Exsted spoke on the local efforts to crack the problem of commercial sexual exploitation, noting his department witnessed a marked decrease in responses to its fake advertisements since it began sting operations in May of 2015. The buyer stings are the beginning stages of addressing the problem, which is wide-ranging and takes a tremendous amount of resources and time, he added.

"Probably every hotel in our city of Baxter, on any given day, you probably could find some kind of sexual act going on with money exchanged," Exsted said.

One goal Exsted identified was for area law enforcement agencies to find and arrest traffickers in the area, of which there is much anecdotal evidence of their existence.
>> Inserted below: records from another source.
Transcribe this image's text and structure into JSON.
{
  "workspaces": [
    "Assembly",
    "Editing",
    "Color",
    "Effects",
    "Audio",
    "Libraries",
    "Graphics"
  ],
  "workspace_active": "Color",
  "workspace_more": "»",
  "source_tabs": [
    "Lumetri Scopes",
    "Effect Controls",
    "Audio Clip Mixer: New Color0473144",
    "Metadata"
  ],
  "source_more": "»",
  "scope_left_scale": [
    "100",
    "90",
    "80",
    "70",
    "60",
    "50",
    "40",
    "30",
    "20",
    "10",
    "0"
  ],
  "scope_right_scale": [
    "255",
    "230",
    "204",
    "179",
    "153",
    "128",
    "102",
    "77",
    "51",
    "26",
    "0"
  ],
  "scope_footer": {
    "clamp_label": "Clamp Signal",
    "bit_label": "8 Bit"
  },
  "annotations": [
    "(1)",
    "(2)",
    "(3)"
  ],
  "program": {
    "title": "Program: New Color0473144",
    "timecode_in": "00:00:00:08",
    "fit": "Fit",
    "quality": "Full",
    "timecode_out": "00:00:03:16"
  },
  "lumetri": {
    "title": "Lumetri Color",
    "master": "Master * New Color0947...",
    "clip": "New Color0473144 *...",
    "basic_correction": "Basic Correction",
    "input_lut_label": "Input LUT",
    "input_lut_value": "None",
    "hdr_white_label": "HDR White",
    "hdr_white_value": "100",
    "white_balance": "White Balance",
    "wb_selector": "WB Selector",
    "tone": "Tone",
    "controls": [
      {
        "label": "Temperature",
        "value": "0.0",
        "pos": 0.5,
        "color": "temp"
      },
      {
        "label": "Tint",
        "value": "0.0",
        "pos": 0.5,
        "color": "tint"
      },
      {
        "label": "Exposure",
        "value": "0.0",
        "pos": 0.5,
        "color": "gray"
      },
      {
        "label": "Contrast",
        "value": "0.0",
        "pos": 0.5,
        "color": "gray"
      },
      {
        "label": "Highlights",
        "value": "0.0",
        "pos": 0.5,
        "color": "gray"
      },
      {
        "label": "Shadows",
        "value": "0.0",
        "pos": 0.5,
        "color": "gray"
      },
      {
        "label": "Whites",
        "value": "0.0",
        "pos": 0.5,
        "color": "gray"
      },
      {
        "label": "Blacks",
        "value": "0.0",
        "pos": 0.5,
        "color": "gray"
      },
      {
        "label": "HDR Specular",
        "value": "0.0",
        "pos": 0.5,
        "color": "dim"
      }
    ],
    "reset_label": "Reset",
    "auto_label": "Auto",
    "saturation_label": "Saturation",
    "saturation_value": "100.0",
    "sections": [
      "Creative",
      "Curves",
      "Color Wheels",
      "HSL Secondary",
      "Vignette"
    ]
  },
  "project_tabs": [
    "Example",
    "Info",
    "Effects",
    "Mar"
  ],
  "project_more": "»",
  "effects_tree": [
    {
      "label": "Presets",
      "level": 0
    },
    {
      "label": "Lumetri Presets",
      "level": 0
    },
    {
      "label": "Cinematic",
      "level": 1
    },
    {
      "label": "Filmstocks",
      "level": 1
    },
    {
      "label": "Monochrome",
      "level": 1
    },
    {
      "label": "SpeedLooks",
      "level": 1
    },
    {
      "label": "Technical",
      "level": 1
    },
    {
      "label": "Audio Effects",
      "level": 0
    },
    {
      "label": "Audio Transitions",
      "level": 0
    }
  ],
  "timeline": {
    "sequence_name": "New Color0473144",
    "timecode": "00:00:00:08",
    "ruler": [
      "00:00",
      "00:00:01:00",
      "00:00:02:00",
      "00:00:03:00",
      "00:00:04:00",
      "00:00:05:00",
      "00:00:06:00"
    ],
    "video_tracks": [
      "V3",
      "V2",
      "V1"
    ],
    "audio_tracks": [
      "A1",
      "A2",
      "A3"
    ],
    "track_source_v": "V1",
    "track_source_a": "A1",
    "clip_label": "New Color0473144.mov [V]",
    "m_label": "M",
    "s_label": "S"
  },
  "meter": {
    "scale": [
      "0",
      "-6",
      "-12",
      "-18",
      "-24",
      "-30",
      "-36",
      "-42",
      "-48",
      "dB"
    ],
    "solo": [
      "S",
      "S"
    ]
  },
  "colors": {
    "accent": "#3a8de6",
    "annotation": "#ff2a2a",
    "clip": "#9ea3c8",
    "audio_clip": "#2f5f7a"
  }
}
In February of 2015, the Rochester Police Department arrested a man who was later convicted for attempting to bring an undercover officer to Brainerd to work for him selling sex. Exsted said this arrest jumpstarted local efforts and revealed an area where a spotlight was needed.

"We haven't found a trafficker yet, but we've been told by our partners across the state to be patient," Exsted said. "We're just going to continue to fight the fight here."

Lutheran Social Services of Brainerd recently became the host organization for a regional navigator, which is a position intended to connect survivors with resources established through state law. It also developed the Saving Grace program, which offers specialized foster care for youth victims.

King ended her presentation by reminding everyone that all of those involved--traffickers, buyers and the exploited--are people, something that often gets lost in the discussion, she said.

"I very much believe in helping people be raised well, growing up to not buy," King said. "Women are people, you can't just buy whatever you want because you have the money to. For girls to grow up and be raised to have confidence so that they don't get into it. I feel like helping people is a great angle to come at this with, rather than only focusing on shutting down what's happening."